Lloyds TSB has admitted that flaws in the new Chip and PIN system recently introduced for debits cards in the UK open up the system to fraud. Conventional fraud may be down because of the system but crooks are still able to use cloned debit or credit cards in foreign ATMS.
Instead of authorising debit card transactions by signature Chip and PIN means that customers use a four digit PIN code to give the go-ahead to purchases.
Although cloned cards won't have a forged chip the PIN associated with this microchip is the same as that associated with a magnetic stripe. Foreign ATMs only read this magnetic strip and not the microchip. So providing fraudsters obtain the data on the magnetic strip, along with the associated PIN, they are able to make withdrawals overseas using a conventionally cloned card, something that wouldn't work on a UK high street. Delays in identifying foreign ATM cash withdrawals as potentially fraudulent are compounding the problem.
One Lloyds TSB customer had £3,000 withdrawn from an account via a series of 19 withdrawals in the Netherlands, the Daily Mail reports. Similar scams involving cash machines in France, Thailand and Hong Kong have hit other Mail readers. Lloyds TSB told the paper that it is updating its procedures in a bid to clamp down on a rise in fraudulent transactions from overseas bank accounts.
"In recent weeks, we have identified an increase in fraud via overseas cash machines," a Lloyds TSB spokesman told the Daily Mail. "We have reviewed the way we operate to protect our customers.
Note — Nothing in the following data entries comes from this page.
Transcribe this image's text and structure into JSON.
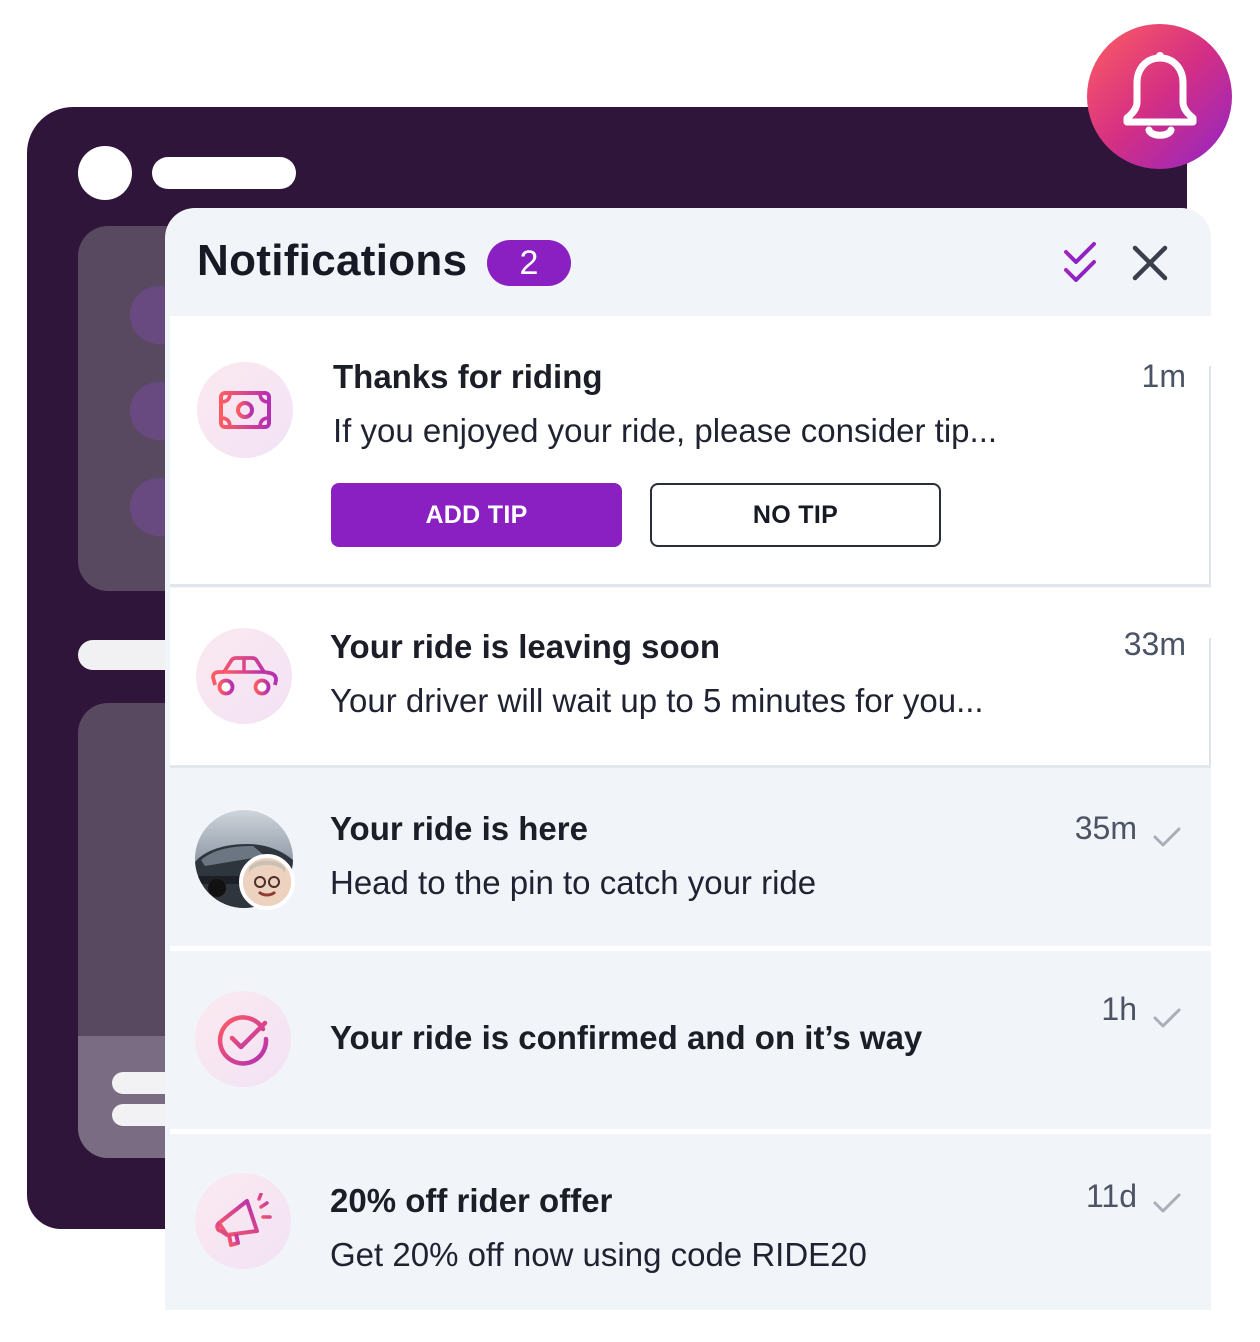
{
  "header": {
    "title": "Notifications",
    "count": "2"
  },
  "notifications": [
    {
      "icon": "money-icon",
      "title": "Thanks for riding",
      "body": "If you enjoyed your ride, please consider tip...",
      "time": "1m",
      "unread": true,
      "actions": {
        "primary_label": "ADD TIP",
        "secondary_label": "NO TIP"
      }
    },
    {
      "icon": "car-icon",
      "title": "Your ride is leaving soon",
      "body": "Your driver will wait up to 5 minutes for you...",
      "time": "33m",
      "unread": true
    },
    {
      "icon": "driver-avatar",
      "title": "Your ride is here",
      "body": "Head to the pin to catch your ride",
      "time": "35m",
      "unread": false
    },
    {
      "icon": "check-circle-icon",
      "title": "Your ride is confirmed and on it’s way",
      "body": "",
      "time": "1h",
      "unread": false
    },
    {
      "icon": "megaphone-icon",
      "title": "20% off rider offer",
      "body": "Get 20% off now using code RIDE20",
      "time": "11d",
      "unread": false
    }
  ],
  "colors": {
    "accent": "#8a1fc2",
    "background_window": "#2e1539",
    "panel": "#f1f4f8",
    "bell_gradient_start": "#ff5f61",
    "bell_gradient_end": "#8f25c7"
  }
}
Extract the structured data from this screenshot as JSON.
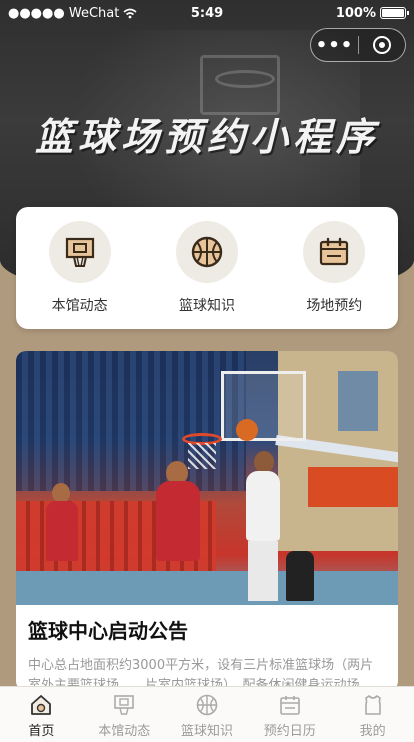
{
  "status_bar": {
    "carrier": "●●●●● WeChat",
    "time": "5:49",
    "battery_text": "100%",
    "battery_level": 1.0
  },
  "capsule": {
    "more_icon": "more-dots-icon",
    "close_icon": "close-circle-icon"
  },
  "hero": {
    "title": "篮球场预约小程序"
  },
  "quick_menu": [
    {
      "label": "本馆动态",
      "icon": "backboard-icon"
    },
    {
      "label": "篮球知识",
      "icon": "basketball-icon"
    },
    {
      "label": "场地预约",
      "icon": "calendar-icon"
    }
  ],
  "news": {
    "title": "篮球中心启动公告",
    "description": "中心总占地面积约3000平方米，设有三片标准篮球场（两片室外主要篮球场……片室内篮球场），配备休闲健身运动场"
  },
  "tabbar": {
    "items": [
      {
        "label": "首页",
        "icon": "home-icon",
        "active": true
      },
      {
        "label": "本馆动态",
        "icon": "backboard-icon",
        "active": false
      },
      {
        "label": "篮球知识",
        "icon": "basketball-icon",
        "active": false
      },
      {
        "label": "预约日历",
        "icon": "calendar-icon",
        "active": false
      },
      {
        "label": "我的",
        "icon": "jersey-icon",
        "active": false
      }
    ]
  },
  "colors": {
    "accent": "#b09a7d",
    "icon_stroke": "#3a2a1a",
    "icon_fill": "#e8c49a"
  }
}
We are always updating our many measures to prevent and detect fraud."
A spokeswoman for APACS, the banking association overseeing the introduction of Chip and PIN in the UK, said that victims of the fraud would get their money back but accepted that this may take some time. She defended the overall integrity of the system. "We never said there would be no card fraud. There has always been a difference between the banks' level of security and fraud detection. Some include monitoring cash withdrawals as part of their fraud detection systems," she said. ®